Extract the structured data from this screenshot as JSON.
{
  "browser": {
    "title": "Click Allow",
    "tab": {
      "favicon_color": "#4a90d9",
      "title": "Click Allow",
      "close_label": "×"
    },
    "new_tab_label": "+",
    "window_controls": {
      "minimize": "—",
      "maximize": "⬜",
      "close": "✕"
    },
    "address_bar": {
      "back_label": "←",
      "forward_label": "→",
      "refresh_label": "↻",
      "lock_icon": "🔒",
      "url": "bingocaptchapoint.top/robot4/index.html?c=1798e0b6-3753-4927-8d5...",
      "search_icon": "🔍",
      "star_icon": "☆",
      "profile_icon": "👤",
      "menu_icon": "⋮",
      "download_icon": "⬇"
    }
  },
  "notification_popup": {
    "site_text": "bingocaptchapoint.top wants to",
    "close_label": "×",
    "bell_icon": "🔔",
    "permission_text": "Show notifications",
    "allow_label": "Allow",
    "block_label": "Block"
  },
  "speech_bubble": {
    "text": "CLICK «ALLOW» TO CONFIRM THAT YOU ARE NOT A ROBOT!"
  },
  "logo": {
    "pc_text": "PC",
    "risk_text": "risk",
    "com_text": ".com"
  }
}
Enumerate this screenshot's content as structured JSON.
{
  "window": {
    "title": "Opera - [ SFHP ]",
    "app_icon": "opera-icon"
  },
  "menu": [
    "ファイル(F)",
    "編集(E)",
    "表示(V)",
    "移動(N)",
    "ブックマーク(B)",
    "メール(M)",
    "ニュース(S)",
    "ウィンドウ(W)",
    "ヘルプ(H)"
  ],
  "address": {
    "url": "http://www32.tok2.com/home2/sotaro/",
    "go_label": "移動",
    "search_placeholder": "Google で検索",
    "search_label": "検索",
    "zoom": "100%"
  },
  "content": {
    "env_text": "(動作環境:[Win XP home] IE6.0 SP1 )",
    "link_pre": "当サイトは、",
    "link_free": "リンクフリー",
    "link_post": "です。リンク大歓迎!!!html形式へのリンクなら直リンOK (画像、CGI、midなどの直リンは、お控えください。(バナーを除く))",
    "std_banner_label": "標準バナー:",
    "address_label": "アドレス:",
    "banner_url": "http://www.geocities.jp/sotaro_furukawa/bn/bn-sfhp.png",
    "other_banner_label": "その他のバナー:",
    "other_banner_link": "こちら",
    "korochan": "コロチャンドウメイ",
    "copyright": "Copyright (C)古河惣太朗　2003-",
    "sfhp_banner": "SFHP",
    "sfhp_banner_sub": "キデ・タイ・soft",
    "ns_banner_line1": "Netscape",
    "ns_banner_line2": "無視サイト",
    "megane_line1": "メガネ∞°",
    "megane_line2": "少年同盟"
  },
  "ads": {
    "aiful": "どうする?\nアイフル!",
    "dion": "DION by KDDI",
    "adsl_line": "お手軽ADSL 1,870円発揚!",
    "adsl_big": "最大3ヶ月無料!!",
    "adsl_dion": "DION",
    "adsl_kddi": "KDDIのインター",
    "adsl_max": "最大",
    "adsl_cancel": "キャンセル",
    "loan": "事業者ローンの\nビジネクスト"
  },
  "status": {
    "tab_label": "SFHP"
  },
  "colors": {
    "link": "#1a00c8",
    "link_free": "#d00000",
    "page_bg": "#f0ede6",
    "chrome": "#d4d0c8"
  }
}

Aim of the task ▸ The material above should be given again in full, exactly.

Written answer ▸
Extract the structured data from this screenshot as JSON.
{
  "browser": {
    "title": "Click Allow",
    "tab": {
      "favicon_color": "#4a90d9",
      "title": "Click Allow",
      "close_label": "×"
    },
    "new_tab_label": "+",
    "window_controls": {
      "minimize": "—",
      "maximize": "⬜",
      "close": "✕"
    },
    "address_bar": {
      "back_label": "←",
      "forward_label": "→",
      "refresh_label": "↻",
      "lock_icon": "🔒",
      "url": "bingocaptchapoint.top/robot4/index.html?c=1798e0b6-3753-4927-8d5...",
      "search_icon": "🔍",
      "star_icon": "☆",
      "profile_icon": "👤",
      "menu_icon": "⋮",
      "download_icon": "⬇"
    }
  },
  "notification_popup": {
    "site_text": "bingocaptchapoint.top wants to",
    "close_label": "×",
    "bell_icon": "🔔",
    "permission_text": "Show notifications",
    "allow_label": "Allow",
    "block_label": "Block"
  },
  "speech_bubble": {
    "text": "CLICK «ALLOW» TO CONFIRM THAT YOU ARE NOT A ROBOT!"
  },
  "logo": {
    "pc_text": "PC",
    "risk_text": "risk",
    "com_text": ".com"
  }
}
Enumerate this screenshot's content as structured JSON.
{
  "window": {
    "title": "Opera - [ SFHP ]",
    "app_icon": "opera-icon"
  },
  "menu": [
    "ファイル(F)",
    "編集(E)",
    "表示(V)",
    "移動(N)",
    "ブックマーク(B)",
    "メール(M)",
    "ニュース(S)",
    "ウィンドウ(W)",
    "ヘルプ(H)"
  ],
  "address": {
    "url": "http://www32.tok2.com/home2/sotaro/",
    "go_label": "移動",
    "search_placeholder": "Google で検索",
    "search_label": "検索",
    "zoom": "100%"
  },
  "content": {
    "env_text": "(動作環境:[Win XP home] IE6.0 SP1 )",
    "link_pre": "当サイトは、",
    "link_free": "リンクフリー",
    "link_post": "です。リンク大歓迎!!!html形式へのリンクなら直リンOK (画像、CGI、midなどの直リンは、お控えください。(バナーを除く))",
    "std_banner_label": "標準バナー:",
    "address_label": "アドレス:",
    "banner_url": "http://www.geocities.jp/sotaro_furukawa/bn/bn-sfhp.png",
    "other_banner_label": "その他のバナー:",
    "other_banner_link": "こちら",
    "korochan": "コロチャンドウメイ",
    "copyright": "Copyright (C)古河惣太朗　2003-",
    "sfhp_banner": "SFHP",
    "sfhp_banner_sub": "キデ・タイ・soft",
    "ns_banner_line1": "Netscape",
    "ns_banner_line2": "無視サイト",
    "megane_line1": "メガネ∞°",
    "megane_line2": "少年同盟"
  },
  "ads": {
    "aiful": "どうする?\nアイフル!",
    "dion": "DION by KDDI",
    "adsl_line": "お手軽ADSL 1,870円発揚!",
    "adsl_big": "最大3ヶ月無料!!",
    "adsl_dion": "DION",
    "adsl_kddi": "KDDIのインター",
    "adsl_max": "最大",
    "adsl_cancel": "キャンセル",
    "loan": "事業者ローンの\nビジネクスト"
  },
  "status": {
    "tab_label": "SFHP"
  },
  "colors": {
    "link": "#1a00c8",
    "link_free": "#d00000",
    "page_bg": "#f0ede6",
    "chrome": "#d4d0c8"
  }
}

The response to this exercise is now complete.